We Have Always Lived In The Aviary

They had decided to move. For several years it had been discussed between the two of them, albeit briefly and as something that, although inevitable, was far, far away in the future. After living in their home for twenty-one years, it was time to change, or, as they put it, to ‘downsize.’ I was the last of the three sons to find out, and I did not care at first but as the week wore on, so did the thoughts inside my mind until Friday afternoon when I caught myself in tears.

In the year two-thousand, there was a plum tree, an apple tree, and a pear tree in the back garden. The apple tree died that summer and was taken out by the roots; the pear tree died two years later; the plum tree remains but has not fruited since I went to college. There was a chickenwire aviary, mounded within by dry scratched-up soil, scattered seeds, many dark corners and, somehow, an untraceable odour that would not shift through gaps in the enclosure. A blind pigeon used to live in the aviary. God only knows where the previous resident had found the blind pigeon but she mothered it carefully after her disabled son had died, old tobacco’d fingers caressing it into her fingers and stroking its trembling skull. She took the blind pigeon with her when she left. There were no fish in the pond, only black water and blacker weeds.
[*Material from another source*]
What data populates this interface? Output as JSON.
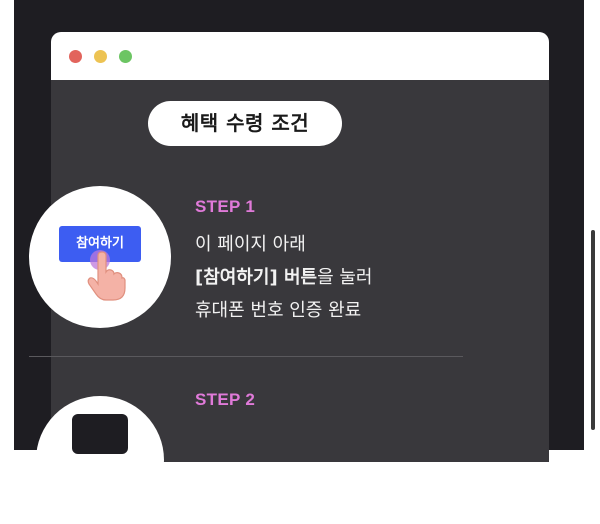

My mother said that the house was getting too much for her; she must keep everything spick-and-span. My father said the bills were getting too expensive; the house is a spaghetti junction of draughts. They both said they needed to think about where they were retiring to. A nearby small seaside town had many conveniences within walking distance; they liked it there. When they told me, I was on the edge of the room, playing chess, drinking coffee, not thinking much of it, but remembering the train station in that nearby small seaside town that I had never visited. It is a single track and level crossing, bordered on both sides by red brick and white picket fence, a colour image of WWII evacuees and postcard serenity.

A photograph of my dead grandfather (Granddad) stares back at me, smiling a smile that only goes in one direction, outward, unable to be reciprocated, his expression hangs there waiting to be recognised and returned. He was younger then than my father is now. He looks ten years older than my father. He lived only eighteen months more.

The newlyweds moved into their first house on the day they became husband-and-wife, carried across the threshold in a measure of romance that is forever entangled in my hopes, fears and haunts. They were twenty-four. I was born when they were twenty-six. I grew to be best friends with their dog. I am the happiest I have ever seen when I am photographed next to the dog (Morton), either curled up beside him is his basket or placing a party-hat on his still head.
The next house was three months after the second son was born one evening in May. There the memories blossom into consciousness: great storms, thick snow, playschool’s fingerpaints, cheese crackers, yellow grass on football fields, the smell of stinging-nettles, stained knees with scabs, the bus in cold September blue, relentless bullying, returning home, 9:05 Power Rangers, summers that lasted as long as burnt noses, the way our football slowly disappeared into the night sky. O, how I loved that place, encased as it grew into the tomb of adolescent trauma, the spirit of loneliness; the valley that rolled into the river, every inch of street, turf and tree memorised.

And then there was here; the plums, apples and pears.

Each move was a family, like journeys on a wagon from one plain to the next. This latest is a contraction. The separate parts are now not quite rejected but they are expelled. Until now there was a way to retrace my steps. Although my bedroom has gone, I know where it was. There will not be a part of me at the new house. It will belong only to my parents, and I might alight at the red bricks and white picket fence to find that the building is without history.

Things are different now. My middle brother has his own family and that is where his heart lies. My youngest brother is in love, so it will not be long. It is only I, the eldest, who remains alone. My presence among the couples is underlined. I know that I have not had much luck in that respect. I hold my hands up. And so it goes, as Vonnegut would say. It might not be so bad to disembark from the train along the straight platform between red bricks and white picket fence. It is only time that pulls me from the lovers who made me.

And it strikes my softness that they will die there; first my father, then my mother. I anticipate that my father will die from a heart attack or automobile accident (he has survived three), leaving me to care for my mother. I am very similar to my mother, so it is only natural that I care for her, although by then she would probably prefer that I were a daughter and not a son.

And that was when I wept. Time has passed me by. Now I am catching up with it and the brute force it exerts upon those I love. I stare into the white of its eyes. I stare into the white of time’s eyes. Estate agents visit the house and walk around. They sit on the sofa and my father makes them cups of tea and they talk about the housing market and so on. I tune in, tune out. I stare into the garden, at the spot where the aviary once was and now is not.